Only God has power over this world. Jesus, in commanding the demons as he later in the Gospel commands the wind and the waves, does only what God can do. Once we are joined to Christ, the enemy has no more authority or power over us. Unless, of course, we give it to him through sin. If we cling to the Lord and listen to him, we have nothing to worry about. If not, we have lots to worry about.
“OK, the ancients may have attributed too much to demonic influence,”
What is the man getting at?
If demons do exist, it would be near impossible to attribute “too much” influence to them, thinks Toad. How would anyone know where to draw the line?
How can we ever know how much influence demons actually have?
If they don’t exist, well…
Certain psychiatric orders, previously attributed to demons, are demonstrably caused by material reasons.
Now, psychiatric disorders and demons do not rule each other out ; but it is clear that it is possible that lack of knowledge can attribute some personality disorders caused by chemical imbalances, or physical lesions in the brain, etc, to be wrongfully attributed to demonic influences.
Hence, the possibility to attribute too much influence to them.
The Church turns down almost all applications for the Rite of Exorcism, because in some 99% of cases, she determines the causes of the affliction not to be demonic.
Of course that still leaves the 1% …
From the reassuringly down-to-earth comments of both Chris and Jabba, it’s plain that demons are grossly overrated by Dr. D’Ambrosio.
There’s a comfort for us all.
(Toad will still let his do as they like, though.)
“OK, the ancients may have attributed too much to demonic influence, but moderns tend to make the opposite error. “

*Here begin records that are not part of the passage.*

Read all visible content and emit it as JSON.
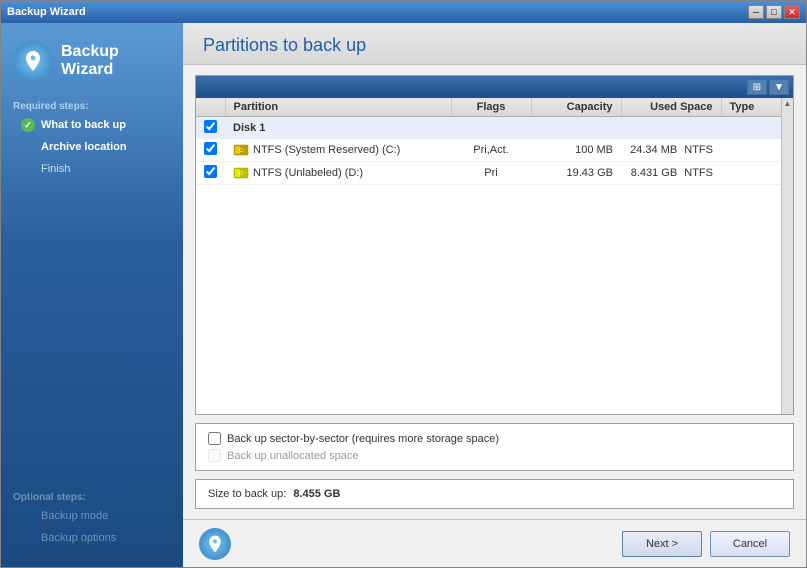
{
  "window": {
    "title": "Backup Wizard",
    "title_bar_title": "Backup Wizard"
  },
  "wizard": {
    "title": "Backup Wizard",
    "icon_label": "backup-wizard-icon"
  },
  "sidebar": {
    "required_section_title": "Required steps:",
    "items": [
      {
        "id": "what-to-backup",
        "label": "What to back up",
        "state": "completed"
      },
      {
        "id": "archive-location",
        "label": "Archive location",
        "state": "active"
      },
      {
        "id": "finish",
        "label": "Finish",
        "state": "inactive"
      }
    ],
    "optional_section_title": "Optional steps:",
    "optional_items": [
      {
        "id": "backup-mode",
        "label": "Backup mode",
        "state": "disabled"
      },
      {
        "id": "backup-options",
        "label": "Backup options",
        "state": "disabled"
      }
    ]
  },
  "main": {
    "title": "Partitions to back up",
    "table": {
      "columns": [
        {
          "id": "check",
          "label": ""
        },
        {
          "id": "partition",
          "label": "Partition"
        },
        {
          "id": "flags",
          "label": "Flags"
        },
        {
          "id": "capacity",
          "label": "Capacity"
        },
        {
          "id": "usedspace",
          "label": "Used Space"
        },
        {
          "id": "type",
          "label": "Type"
        }
      ],
      "disk_groups": [
        {
          "id": "disk1",
          "label": "Disk 1",
          "checked": true,
          "partitions": [
            {
              "id": "p1",
              "name": "NTFS (System Reserved) (C:)",
              "icon_type": "system",
              "flags": "Pri,Act.",
              "capacity": "100 MB",
              "used_space": "24.34 MB",
              "type": "NTFS",
              "checked": true
            },
            {
              "id": "p2",
              "name": "NTFS (Unlabeled) (D:)",
              "icon_type": "normal",
              "flags": "Pri",
              "capacity": "19.43 GB",
              "used_space": "8.431 GB",
              "type": "NTFS",
              "checked": true
            }
          ]
        }
      ]
    },
    "options": [
      {
        "id": "sector-by-sector",
        "label": "Back up sector-by-sector (requires more storage space)",
        "checked": false,
        "disabled": false
      },
      {
        "id": "unallocated",
        "label": "Back up unallocated space",
        "checked": false,
        "disabled": true
      }
    ],
    "size_label": "Size to back up:",
    "size_value": "8.455 GB"
  },
  "footer": {
    "next_label": "Next >",
    "cancel_label": "Cancel"
  }
}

That’s the trouble! We have now gone to the other extreme: to either refuse to believe in the devils’ existence, or at least of ignoring or diminishing their “demonic influence”…. as a look around us at the world today will verify. It has often been said, that the current general disbelief in the devil has been his (the devil’s) greatest achievement!
“…as a look around us at the world today will verify.”
I dunno, Kathleen. The world has been pretty awful from Day One. (God would agree. Remember the Flood?) Nowadays it’s awful in a different way. Not necessarily worse than the other ways, just different.
And it varies. Life now is surely less awful than it was in, say, 1942, but possibly more awful than in, say, 1962. And a fair bit more awful than in, say, 1992.
Of course these observations by Toad are all simply relative. To him.
From what I have heard…….One way you can tell if someone is possessed or “possibly’ possessed is when medication (psychiatric medication) doesn’t work on the person.
One can tell how prevalent the demonic influence on our society is by the condition of the Catholic Church. If there is a crisis in the faith, and there is, then the demon prowls about the world freely seeking the ruin of souls.